▶ [What to produce]
Please report every line in the material below where the word "Board" is found.

- Opening Delimiter -

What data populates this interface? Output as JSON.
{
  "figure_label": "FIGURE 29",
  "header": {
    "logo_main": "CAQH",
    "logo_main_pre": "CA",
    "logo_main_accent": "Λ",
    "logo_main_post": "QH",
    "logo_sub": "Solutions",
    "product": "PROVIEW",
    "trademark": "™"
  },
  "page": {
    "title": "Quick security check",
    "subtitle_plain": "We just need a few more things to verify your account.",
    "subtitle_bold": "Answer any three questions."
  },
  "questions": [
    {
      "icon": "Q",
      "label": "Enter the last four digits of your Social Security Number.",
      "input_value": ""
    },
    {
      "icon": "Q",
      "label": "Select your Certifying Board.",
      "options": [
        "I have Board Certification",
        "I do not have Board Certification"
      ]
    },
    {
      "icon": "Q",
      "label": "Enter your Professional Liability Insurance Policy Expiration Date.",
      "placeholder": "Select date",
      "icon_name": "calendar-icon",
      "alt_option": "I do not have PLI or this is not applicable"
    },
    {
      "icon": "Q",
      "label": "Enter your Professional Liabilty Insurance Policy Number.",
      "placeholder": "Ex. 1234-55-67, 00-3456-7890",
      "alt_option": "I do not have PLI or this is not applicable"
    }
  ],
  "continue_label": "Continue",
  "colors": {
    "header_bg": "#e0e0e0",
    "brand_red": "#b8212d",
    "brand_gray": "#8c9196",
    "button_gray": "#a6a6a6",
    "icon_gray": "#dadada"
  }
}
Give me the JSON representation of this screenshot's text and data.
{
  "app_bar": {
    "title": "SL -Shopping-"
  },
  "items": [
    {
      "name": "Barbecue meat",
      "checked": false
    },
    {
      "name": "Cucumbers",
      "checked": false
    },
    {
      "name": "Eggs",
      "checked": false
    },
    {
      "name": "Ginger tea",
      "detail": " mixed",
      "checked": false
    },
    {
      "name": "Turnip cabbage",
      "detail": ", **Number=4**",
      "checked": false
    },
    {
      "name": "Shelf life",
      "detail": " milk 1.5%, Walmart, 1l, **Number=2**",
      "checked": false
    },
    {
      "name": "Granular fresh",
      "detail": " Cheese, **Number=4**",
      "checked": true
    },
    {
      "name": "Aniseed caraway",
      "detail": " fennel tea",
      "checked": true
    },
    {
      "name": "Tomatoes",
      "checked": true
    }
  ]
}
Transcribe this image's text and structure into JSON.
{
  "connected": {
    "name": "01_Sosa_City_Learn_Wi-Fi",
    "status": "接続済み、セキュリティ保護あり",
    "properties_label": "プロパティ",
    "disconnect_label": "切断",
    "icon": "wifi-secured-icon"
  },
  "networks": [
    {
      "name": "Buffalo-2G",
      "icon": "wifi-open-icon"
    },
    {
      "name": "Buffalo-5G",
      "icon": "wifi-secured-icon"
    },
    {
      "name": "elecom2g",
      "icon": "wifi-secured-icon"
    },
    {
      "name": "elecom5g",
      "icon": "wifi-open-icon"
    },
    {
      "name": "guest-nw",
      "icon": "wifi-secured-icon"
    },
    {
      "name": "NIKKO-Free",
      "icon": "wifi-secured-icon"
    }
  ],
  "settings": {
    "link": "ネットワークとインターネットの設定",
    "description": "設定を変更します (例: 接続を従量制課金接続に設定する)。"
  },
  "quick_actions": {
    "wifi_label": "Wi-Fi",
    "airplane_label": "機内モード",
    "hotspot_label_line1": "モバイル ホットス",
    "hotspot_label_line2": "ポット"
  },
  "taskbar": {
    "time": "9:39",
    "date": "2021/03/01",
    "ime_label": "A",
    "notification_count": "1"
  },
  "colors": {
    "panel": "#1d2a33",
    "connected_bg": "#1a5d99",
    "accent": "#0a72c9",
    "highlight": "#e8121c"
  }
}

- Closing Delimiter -

▶ [Answer for the task]
      "label": "Select your Certifying Board.",
        "I have Board Certification",
        "I do not have Board Certification"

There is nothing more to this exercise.